_What to work on_.
Each line of data below is to be returned exactly, leaving out any picture.

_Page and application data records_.
□ □ □ □
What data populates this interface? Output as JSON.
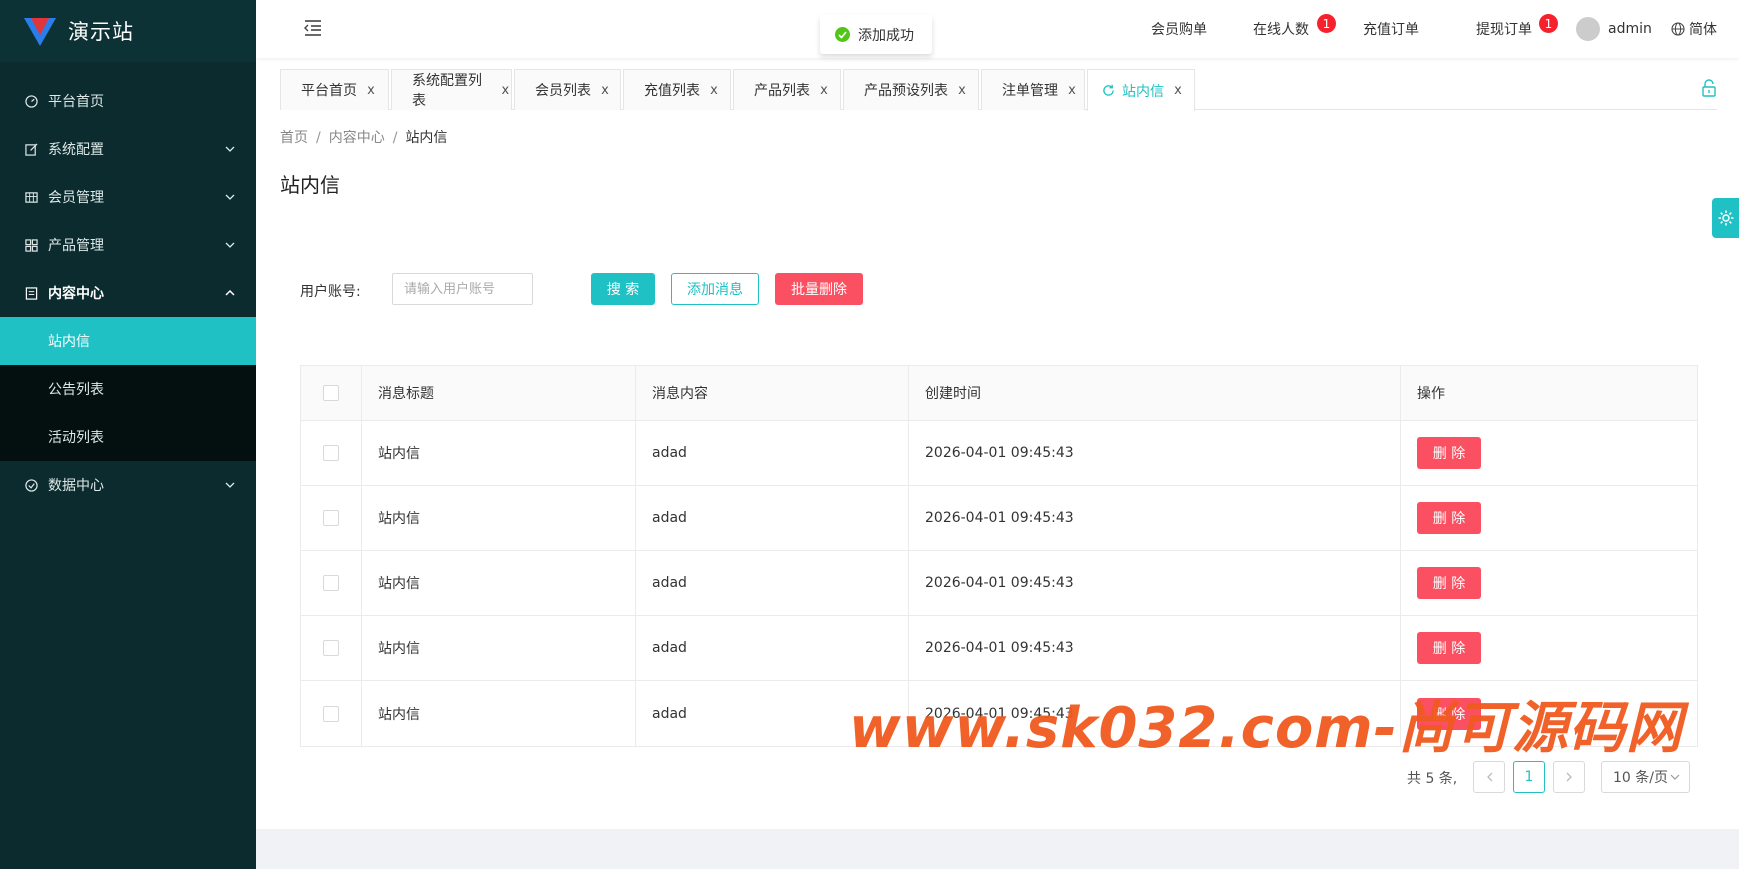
{
  "app": {
    "title": "演示站"
  },
  "sidebar": {
    "items": [
      {
        "label": "平台首页",
        "icon": "dashboard-icon"
      },
      {
        "label": "系统配置",
        "icon": "edit-icon"
      },
      {
        "label": "会员管理",
        "icon": "table-icon"
      },
      {
        "label": "产品管理",
        "icon": "grid-icon"
      },
      {
        "label": "内容中心",
        "icon": "document-icon"
      },
      {
        "label": "数据中心",
        "icon": "check-circle-icon"
      }
    ],
    "submenu": [
      {
        "label": "站内信"
      },
      {
        "label": "公告列表"
      },
      {
        "label": "活动列表"
      }
    ]
  },
  "header": {
    "toast": "添加成功",
    "nav": {
      "member_orders": "会员购单",
      "online_users": "在线人数",
      "online_badge": "1",
      "recharge_orders": "充值订单",
      "withdraw_orders": "提现订单",
      "withdraw_badge": "1",
      "user": "admin",
      "language": "简体"
    }
  },
  "tabs": [
    {
      "label": "平台首页"
    },
    {
      "label": "系统配置列表"
    },
    {
      "label": "会员列表"
    },
    {
      "label": "充值列表"
    },
    {
      "label": "产品列表"
    },
    {
      "label": "产品预设列表"
    },
    {
      "label": "注单管理"
    },
    {
      "label": "站内信"
    }
  ],
  "tab_close": "x",
  "breadcrumb": {
    "home": "首页",
    "section": "内容中心",
    "current": "站内信",
    "sep": "/"
  },
  "page": {
    "title": "站内信"
  },
  "search": {
    "label": "用户账号:",
    "placeholder": "请输入用户账号",
    "search_btn": "搜 索",
    "add_btn": "添加消息",
    "batch_delete_btn": "批量删除"
  },
  "table": {
    "columns": [
      "消息标题",
      "消息内容",
      "创建时间",
      "操作"
    ],
    "rows": [
      {
        "title": "站内信",
        "content": "adad",
        "created": "2026-04-01 09:45:43",
        "action": "删 除"
      },
      {
        "title": "站内信",
        "content": "adad",
        "created": "2026-04-01 09:45:43",
        "action": "删 除"
      },
      {
        "title": "站内信",
        "content": "adad",
        "created": "2026-04-01 09:45:43",
        "action": "删 除"
      },
      {
        "title": "站内信",
        "content": "adad",
        "created": "2026-04-01 09:45:43",
        "action": "删 除"
      },
      {
        "title": "站内信",
        "content": "adad",
        "created": "2026-04-01 09:45:43",
        "action": "删 除"
      }
    ]
  },
  "pagination": {
    "total": "共 5 条,",
    "current_page": "1",
    "page_size": "10 条/页"
  },
  "watermark": "www.sk032.com-尚可源码网",
  "colors": {
    "accent": "#20c1c4",
    "danger": "#fa5061",
    "sidebar": "#0b2b2e"
  }
}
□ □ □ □
_Output of the task_.
What data populates this interface? Output as JSON.
{
  "app": {
    "title": "演示站"
  },
  "sidebar": {
    "items": [
      {
        "label": "平台首页",
        "icon": "dashboard-icon"
      },
      {
        "label": "系统配置",
        "icon": "edit-icon"
      },
      {
        "label": "会员管理",
        "icon": "table-icon"
      },
      {
        "label": "产品管理",
        "icon": "grid-icon"
      },
      {
        "label": "内容中心",
        "icon": "document-icon"
      },
      {
        "label": "数据中心",
        "icon": "check-circle-icon"
      }
    ],
    "submenu": [
      {
        "label": "站内信"
      },
      {
        "label": "公告列表"
      },
      {
        "label": "活动列表"
      }
    ]
  },
  "header": {
    "toast": "添加成功",
    "nav": {
      "member_orders": "会员购单",
      "online_users": "在线人数",
      "online_badge": "1",
      "recharge_orders": "充值订单",
      "withdraw_orders": "提现订单",
      "withdraw_badge": "1",
      "user": "admin",
      "language": "简体"
    }
  },
  "tabs": [
    {
      "label": "平台首页"
    },
    {
      "label": "系统配置列表"
    },
    {
      "label": "会员列表"
    },
    {
      "label": "充值列表"
    },
    {
      "label": "产品列表"
    },
    {
      "label": "产品预设列表"
    },
    {
      "label": "注单管理"
    },
    {
      "label": "站内信"
    }
  ],
  "tab_close": "x",
  "breadcrumb": {
    "home": "首页",
    "section": "内容中心",
    "current": "站内信",
    "sep": "/"
  },
  "page": {
    "title": "站内信"
  },
  "search": {
    "label": "用户账号:",
    "placeholder": "请输入用户账号",
    "search_btn": "搜 索",
    "add_btn": "添加消息",
    "batch_delete_btn": "批量删除"
  },
  "table": {
    "columns": [
      "消息标题",
      "消息内容",
      "创建时间",
      "操作"
    ],
    "rows": [
      {
        "title": "站内信",
        "content": "adad",
        "created": "2026-04-01 09:45:43",
        "action": "删 除"
      },
      {
        "title": "站内信",
        "content": "adad",
        "created": "2026-04-01 09:45:43",
        "action": "删 除"
      },
      {
        "title": "站内信",
        "content": "adad",
        "created": "2026-04-01 09:45:43",
        "action": "删 除"
      },
      {
        "title": "站内信",
        "content": "adad",
        "created": "2026-04-01 09:45:43",
        "action": "删 除"
      },
      {
        "title": "站内信",
        "content": "adad",
        "created": "2026-04-01 09:45:43",
        "action": "删 除"
      }
    ]
  },
  "pagination": {
    "total": "共 5 条,",
    "current_page": "1",
    "page_size": "10 条/页"
  },
  "watermark": "www.sk032.com-尚可源码网",
  "colors": {
    "accent": "#20c1c4",
    "danger": "#fa5061",
    "sidebar": "#0b2b2e"
  }
}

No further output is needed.